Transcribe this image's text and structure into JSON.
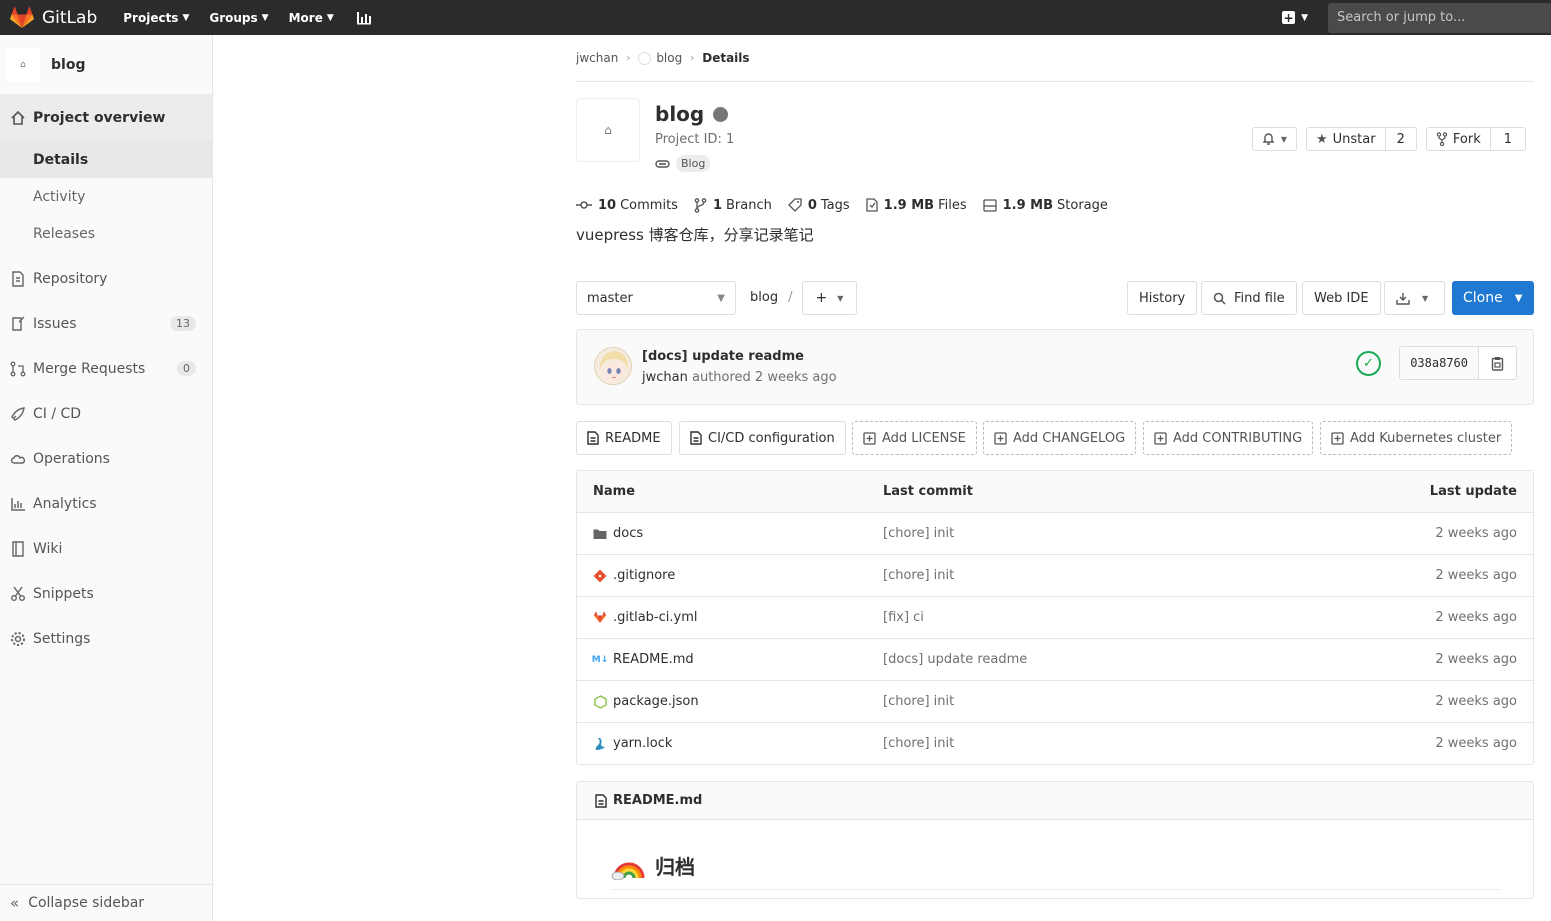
{
  "navbar": {
    "logo": "GitLab",
    "items": [
      {
        "label": "Projects"
      },
      {
        "label": "Groups"
      },
      {
        "label": "More"
      }
    ],
    "search_placeholder": "Search or jump to..."
  },
  "sidebar": {
    "project_avatar_text": "⌂",
    "project_name": "blog",
    "overview": "Project overview",
    "subitems": [
      "Details",
      "Activity",
      "Releases"
    ],
    "items": [
      {
        "label": "Repository",
        "icon": "doc-icon"
      },
      {
        "label": "Issues",
        "icon": "issues-icon",
        "count": "13"
      },
      {
        "label": "Merge Requests",
        "icon": "merge-icon",
        "count": "0"
      },
      {
        "label": "CI / CD",
        "icon": "rocket-icon"
      },
      {
        "label": "Operations",
        "icon": "cloud-icon"
      },
      {
        "label": "Analytics",
        "icon": "chart-icon"
      },
      {
        "label": "Wiki",
        "icon": "book-icon"
      },
      {
        "label": "Snippets",
        "icon": "scissors-icon"
      },
      {
        "label": "Settings",
        "icon": "gear-icon"
      }
    ],
    "collapse": "Collapse sidebar"
  },
  "breadcrumb": {
    "user": "jwchan",
    "project": "blog",
    "current": "Details"
  },
  "project": {
    "name": "blog",
    "id_text": "Project ID: 1",
    "topic": "Blog",
    "notify_icon": "bell-icon",
    "unstar_label": "Unstar",
    "star_count": "2",
    "fork_label": "Fork",
    "fork_count": "1",
    "description": "vuepress 博客仓库，分享记录笔记"
  },
  "stats": [
    {
      "value": "10",
      "label": "Commits"
    },
    {
      "value": "1",
      "label": "Branch"
    },
    {
      "value": "0",
      "label": "Tags"
    },
    {
      "value": "1.9 MB",
      "label": "Files"
    },
    {
      "value": "1.9 MB",
      "label": "Storage"
    }
  ],
  "toolbar": {
    "branch": "master",
    "path": "blog",
    "history": "History",
    "find_file": "Find file",
    "web_ide": "Web IDE",
    "clone": "Clone"
  },
  "last_commit": {
    "title": "[docs] update readme",
    "author": "jwchan",
    "meta": "authored 2 weeks ago",
    "sha": "038a8760",
    "status": "passed",
    "status_color": "#1aaa55"
  },
  "quick_actions": [
    {
      "label": "README",
      "dashed": false
    },
    {
      "label": "CI/CD configuration",
      "dashed": false
    },
    {
      "label": "Add LICENSE",
      "dashed": true
    },
    {
      "label": "Add CHANGELOG",
      "dashed": true
    },
    {
      "label": "Add CONTRIBUTING",
      "dashed": true
    },
    {
      "label": "Add Kubernetes cluster",
      "dashed": true
    }
  ],
  "file_table": {
    "headers": {
      "name": "Name",
      "commit": "Last commit",
      "update": "Last update"
    },
    "rows": [
      {
        "name": "docs",
        "icon": "folder-icon",
        "commit": "[chore] init",
        "update": "2 weeks ago"
      },
      {
        "name": ".gitignore",
        "icon": "git-icon",
        "commit": "[chore] init",
        "update": "2 weeks ago"
      },
      {
        "name": ".gitlab-ci.yml",
        "icon": "gitlab-icon",
        "commit": "[fix] ci",
        "update": "2 weeks ago"
      },
      {
        "name": "README.md",
        "icon": "markdown-icon",
        "commit": "[docs] update readme",
        "update": "2 weeks ago"
      },
      {
        "name": "package.json",
        "icon": "nodejs-icon",
        "commit": "[chore] init",
        "update": "2 weeks ago"
      },
      {
        "name": "yarn.lock",
        "icon": "yarn-icon",
        "commit": "[chore] init",
        "update": "2 weeks ago"
      }
    ]
  },
  "readme": {
    "file": "README.md",
    "heading": "归档"
  },
  "colors": {
    "navbar": "#2b2b2b",
    "primary": "#1f78d1",
    "success": "#1aaa55"
  }
}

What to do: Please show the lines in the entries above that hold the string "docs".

Exercise result:
    "title": "[docs] update readme",
        "name": "docs",
        "commit": "[docs] update readme",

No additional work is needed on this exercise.